/ 18 January 2024

Using art in education

A Teenager Watching A Video On A Computer

Education is one of the fundamental foundations to prosperity, and it should not be surprising that foundations require a shift of change now and then. Moreover, education today shouldn’t be viewed as a means to an end but rather be approached as a means to answer relevant, relatable complex social and economic issues that are rapidly crippling the world today. 

The learning and teaching instructions usually depend on lesson plans that are created using diverse materials with the expectation to pass off information that learners can take back home and into their different communities to summon development but is that the case today or has the educational system long been broken? Suppose one used a microscope on the teaching process, perhaps we could find cracks that follow the traditional way of teaching. 

For instance, the typical way is for a teacher to stand in front of the class and present what he or she has prepared for the day, and down the line, learners are evaluated using assessments or tests that are supposed to identify the knowledge they have on different subjects. However, the flaw in this comes when the evaluation depends on higher marks which often calls out the issue of cramming. Sometimes critical and analytical thinking isn’t emphasised enough in classrooms, and one can witness this in learners’ responses to questions that stem from real-life issues. 

One of the reasons I value the learning and teaching approach of technical schools and the University of South Africa — at which I’ve been a student since 2014 — is that they both encourage deep critical thinking. Assignments and exams are presented to evaluate your problem-solving skills which require you to be practical and less theoretical. 

Today’s economy and social issues do not need theory-based approaches but real-time solutions. For example, teaching science should be used to answer issues such as climate change and explore the different careers that learners can grow into. Furthermore, technology-based courses should not only stress the innovation of new software or applications but should answer existing problems and provide immediate relevant, relatable solutions and perhaps focus more on modifying already existing ones and encourage collaboration. It is no secret that the introduction of new software or applications is usually followed with scepticism, especially considering cybersecurity issues. 

In some African classrooms, teaching science is not explored in depth. For example, children are taught about the universe but less on the exploration of astronomy and what they can get out of it. For parents such as myself, it often gets frustrating to see our children being taught science but without exploring the topic fully. The same goes with subjects such as geography. Often, the teaching and learning of geography is based on the international landscape and less on the African continent. Children learn about America, France, Europe and others instead of learning about the similarities and opportunities in the African continent. 

So how can the use of the arts be incorporated in teaching?

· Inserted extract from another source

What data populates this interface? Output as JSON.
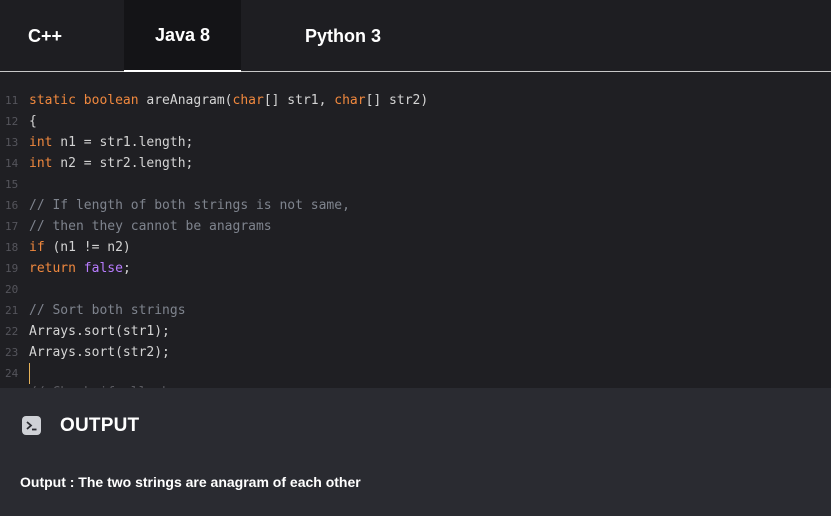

According to Statistics South Africa, music streaming is expected to generate a revenue of around $75.92 million in 2024. The revenue is projected to grow at an annual growth rate (CAGR 2024- 2027) of 4.2℅, reaching a market volume of $85.89 million by 2027. It is evident that the music industry is in an incredible growth phase but how can artists support the educational system using their songs? 

The first sensible point would be for artists to learn content offered from different subjects and incorporate it in their songs or delivering materials to learners. Amapiano, for instance, if explored can be a useful tool. To compliment this narrative, teachers would need some form of encouragement, training and motivation to incorporate music in their teaching. As for the learners themselves, the inclusion of music in classrooms would be welcomed with enthusiasm and excitement. 

The use of film and animation could also enhance education. In high school, we watched Romeo and Juliet as we read the book. This accommodated spatial learners, also referred to as visual learners. Using film as a teaching tool provides real-life context for language learning, and helps learners understand how words and phrases are used in different situations. For children, animation can support linguistic skills by introducing children to new vocabulary and pronunciations. It can further introduce “what if” scenarios that spark the imagination. 

Witnessing the number of animation films produced in the world, I believe film production companies need to be given a standing ovation because they have found a way of teaching topics that would normally be seen as adult content. For instance, Teen Titans has episodes where they talk about insurance and real estate just to mention two and in Star Wars, the young Jedi’s adventures emphasises encouraging bravery, confidence and team work, which often diminishes as we grow up. 

I believe the educational system should be re-evaluated to accommodate creativity that fosters imagination and can be practically used. As organisations, heads of states and their ministries gather to discuss solutions to solve complex social issues, it is important to also discuss the changes the educational system needs to address. 

The world is changing, technology is evolving and we see the speed new technologies such as machine learning, generative AI and others are taking. It is imperative for the educational system to align with these changes if we want to produce learners that are ahead and can come up with progressive relevant, relatable and practical solutions. If not, unfortunately learning is a waste of time because if we can’t adapt and participate in change, what use is there for education? 

Rethabile Tsephe is a freelance writer and researcher associated with the Global Foundation for Cyber Studies and Research in Washington DC.